(Entries supplied):
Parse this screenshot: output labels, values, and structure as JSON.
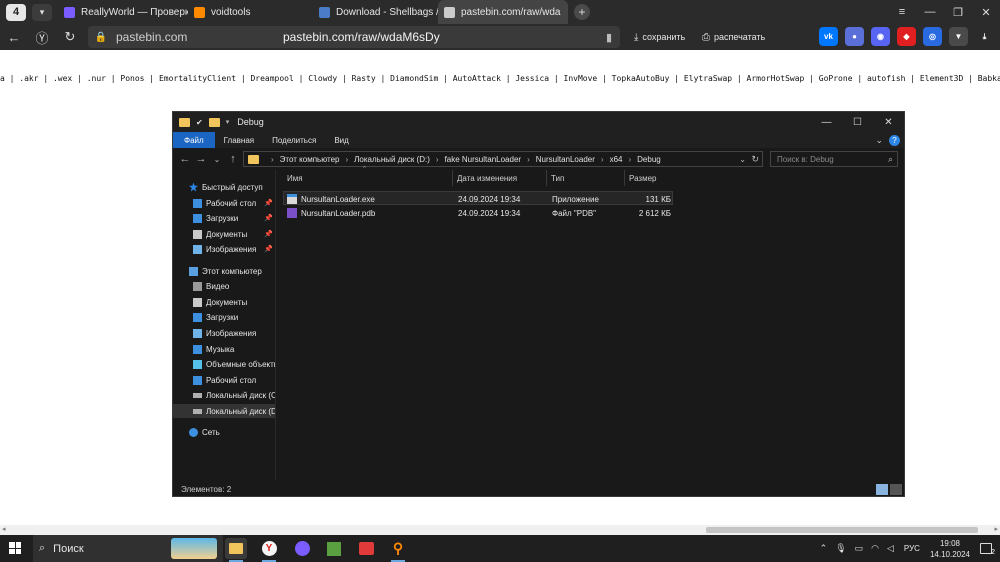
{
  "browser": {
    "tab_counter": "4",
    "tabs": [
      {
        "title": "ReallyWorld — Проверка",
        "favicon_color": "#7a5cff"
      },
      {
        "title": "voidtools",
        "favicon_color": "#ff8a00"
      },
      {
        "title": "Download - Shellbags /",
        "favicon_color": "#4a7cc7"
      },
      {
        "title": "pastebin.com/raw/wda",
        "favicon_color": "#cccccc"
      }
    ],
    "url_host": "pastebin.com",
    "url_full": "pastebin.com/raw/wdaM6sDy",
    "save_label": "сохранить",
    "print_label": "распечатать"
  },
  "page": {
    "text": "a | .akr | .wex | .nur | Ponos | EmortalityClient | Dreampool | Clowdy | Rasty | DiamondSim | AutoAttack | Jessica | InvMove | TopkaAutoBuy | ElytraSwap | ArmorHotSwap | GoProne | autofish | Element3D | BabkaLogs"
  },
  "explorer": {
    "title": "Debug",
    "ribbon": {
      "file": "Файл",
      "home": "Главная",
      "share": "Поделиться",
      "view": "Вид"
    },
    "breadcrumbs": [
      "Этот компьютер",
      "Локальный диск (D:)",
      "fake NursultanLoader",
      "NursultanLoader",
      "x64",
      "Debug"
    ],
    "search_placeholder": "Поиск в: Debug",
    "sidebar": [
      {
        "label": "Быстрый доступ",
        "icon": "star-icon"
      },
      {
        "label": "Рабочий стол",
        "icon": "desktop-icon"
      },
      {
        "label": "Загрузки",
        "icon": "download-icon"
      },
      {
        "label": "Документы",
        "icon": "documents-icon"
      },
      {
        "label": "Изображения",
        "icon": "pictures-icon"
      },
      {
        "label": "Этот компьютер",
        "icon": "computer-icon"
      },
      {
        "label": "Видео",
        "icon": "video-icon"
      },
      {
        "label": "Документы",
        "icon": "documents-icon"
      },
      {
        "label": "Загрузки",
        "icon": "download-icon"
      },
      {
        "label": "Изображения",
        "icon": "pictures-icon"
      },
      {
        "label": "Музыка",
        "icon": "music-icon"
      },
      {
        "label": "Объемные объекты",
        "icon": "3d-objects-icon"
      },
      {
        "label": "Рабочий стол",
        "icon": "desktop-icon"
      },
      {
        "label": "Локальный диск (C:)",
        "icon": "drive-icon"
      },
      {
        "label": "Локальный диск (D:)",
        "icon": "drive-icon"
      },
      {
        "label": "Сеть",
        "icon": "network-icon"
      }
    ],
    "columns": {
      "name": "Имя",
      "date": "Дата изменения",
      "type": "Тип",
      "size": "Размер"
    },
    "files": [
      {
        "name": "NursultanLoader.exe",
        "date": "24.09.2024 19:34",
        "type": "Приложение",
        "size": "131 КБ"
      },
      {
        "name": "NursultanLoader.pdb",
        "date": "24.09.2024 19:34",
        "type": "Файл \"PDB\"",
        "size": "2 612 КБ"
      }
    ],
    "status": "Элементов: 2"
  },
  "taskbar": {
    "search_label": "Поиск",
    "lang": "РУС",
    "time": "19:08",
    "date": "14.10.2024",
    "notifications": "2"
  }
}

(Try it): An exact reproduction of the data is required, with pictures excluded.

(Exercise solution):
Parse this screenshot: output labels, values, and structure as JSON.
{
  "browser": {
    "tab_counter": "4",
    "tabs": [
      {
        "title": "ReallyWorld — Проверка",
        "favicon_color": "#7a5cff"
      },
      {
        "title": "voidtools",
        "favicon_color": "#ff8a00"
      },
      {
        "title": "Download - Shellbags /",
        "favicon_color": "#4a7cc7"
      },
      {
        "title": "pastebin.com/raw/wda",
        "favicon_color": "#cccccc"
      }
    ],
    "url_host": "pastebin.com",
    "url_full": "pastebin.com/raw/wdaM6sDy",
    "save_label": "сохранить",
    "print_label": "распечатать"
  },
  "page": {
    "text": "a | .akr | .wex | .nur | Ponos | EmortalityClient | Dreampool | Clowdy | Rasty | DiamondSim | AutoAttack | Jessica | InvMove | TopkaAutoBuy | ElytraSwap | ArmorHotSwap | GoProne | autofish | Element3D | BabkaLogs"
  },
  "explorer": {
    "title": "Debug",
    "ribbon": {
      "file": "Файл",
      "home": "Главная",
      "share": "Поделиться",
      "view": "Вид"
    },
    "breadcrumbs": [
      "Этот компьютер",
      "Локальный диск (D:)",
      "fake NursultanLoader",
      "NursultanLoader",
      "x64",
      "Debug"
    ],
    "search_placeholder": "Поиск в: Debug",
    "sidebar": [
      {
        "label": "Быстрый доступ",
        "icon": "star-icon"
      },
      {
        "label": "Рабочий стол",
        "icon": "desktop-icon"
      },
      {
        "label": "Загрузки",
        "icon": "download-icon"
      },
      {
        "label": "Документы",
        "icon": "documents-icon"
      },
      {
        "label": "Изображения",
        "icon": "pictures-icon"
      },
      {
        "label": "Этот компьютер",
        "icon": "computer-icon"
      },
      {
        "label": "Видео",
        "icon": "video-icon"
      },
      {
        "label": "Документы",
        "icon": "documents-icon"
      },
      {
        "label": "Загрузки",
        "icon": "download-icon"
      },
      {
        "label": "Изображения",
        "icon": "pictures-icon"
      },
      {
        "label": "Музыка",
        "icon": "music-icon"
      },
      {
        "label": "Объемные объекты",
        "icon": "3d-objects-icon"
      },
      {
        "label": "Рабочий стол",
        "icon": "desktop-icon"
      },
      {
        "label": "Локальный диск (C:)",
        "icon": "drive-icon"
      },
      {
        "label": "Локальный диск (D:)",
        "icon": "drive-icon"
      },
      {
        "label": "Сеть",
        "icon": "network-icon"
      }
    ],
    "columns": {
      "name": "Имя",
      "date": "Дата изменения",
      "type": "Тип",
      "size": "Размер"
    },
    "files": [
      {
        "name": "NursultanLoader.exe",
        "date": "24.09.2024 19:34",
        "type": "Приложение",
        "size": "131 КБ"
      },
      {
        "name": "NursultanLoader.pdb",
        "date": "24.09.2024 19:34",
        "type": "Файл \"PDB\"",
        "size": "2 612 КБ"
      }
    ],
    "status": "Элементов: 2"
  },
  "taskbar": {
    "search_label": "Поиск",
    "lang": "РУС",
    "time": "19:08",
    "date": "14.10.2024",
    "notifications": "2"
  }
}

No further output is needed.